__Exercise aim__. A bare number is the expected answer: the count of lines in the data holding "nginx".

Data about app and page elements
------------------------------
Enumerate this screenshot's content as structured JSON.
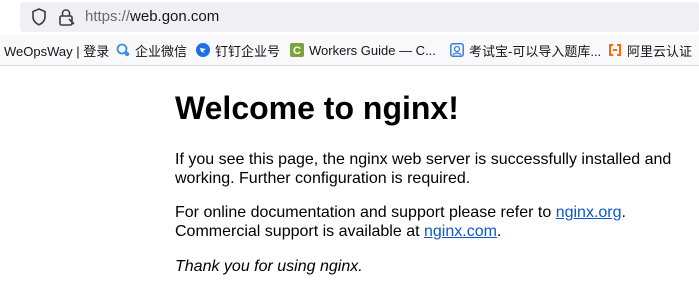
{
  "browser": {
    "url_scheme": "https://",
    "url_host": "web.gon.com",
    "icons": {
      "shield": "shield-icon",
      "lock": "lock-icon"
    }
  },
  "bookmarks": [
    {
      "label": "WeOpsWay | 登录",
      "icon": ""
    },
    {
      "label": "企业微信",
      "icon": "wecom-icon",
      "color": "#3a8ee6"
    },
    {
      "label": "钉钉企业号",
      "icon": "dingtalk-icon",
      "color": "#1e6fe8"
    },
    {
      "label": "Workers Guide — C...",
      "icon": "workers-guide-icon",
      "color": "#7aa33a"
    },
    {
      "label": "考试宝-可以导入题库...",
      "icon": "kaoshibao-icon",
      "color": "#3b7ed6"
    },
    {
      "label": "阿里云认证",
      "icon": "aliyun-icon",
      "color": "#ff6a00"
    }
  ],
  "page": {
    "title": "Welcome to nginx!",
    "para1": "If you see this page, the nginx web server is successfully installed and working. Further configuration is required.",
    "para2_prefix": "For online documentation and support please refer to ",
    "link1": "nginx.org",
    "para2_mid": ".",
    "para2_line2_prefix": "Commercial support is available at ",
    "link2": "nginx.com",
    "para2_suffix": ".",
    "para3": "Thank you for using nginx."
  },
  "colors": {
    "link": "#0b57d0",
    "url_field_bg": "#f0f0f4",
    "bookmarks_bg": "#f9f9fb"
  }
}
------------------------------
__Exercise answer__. 5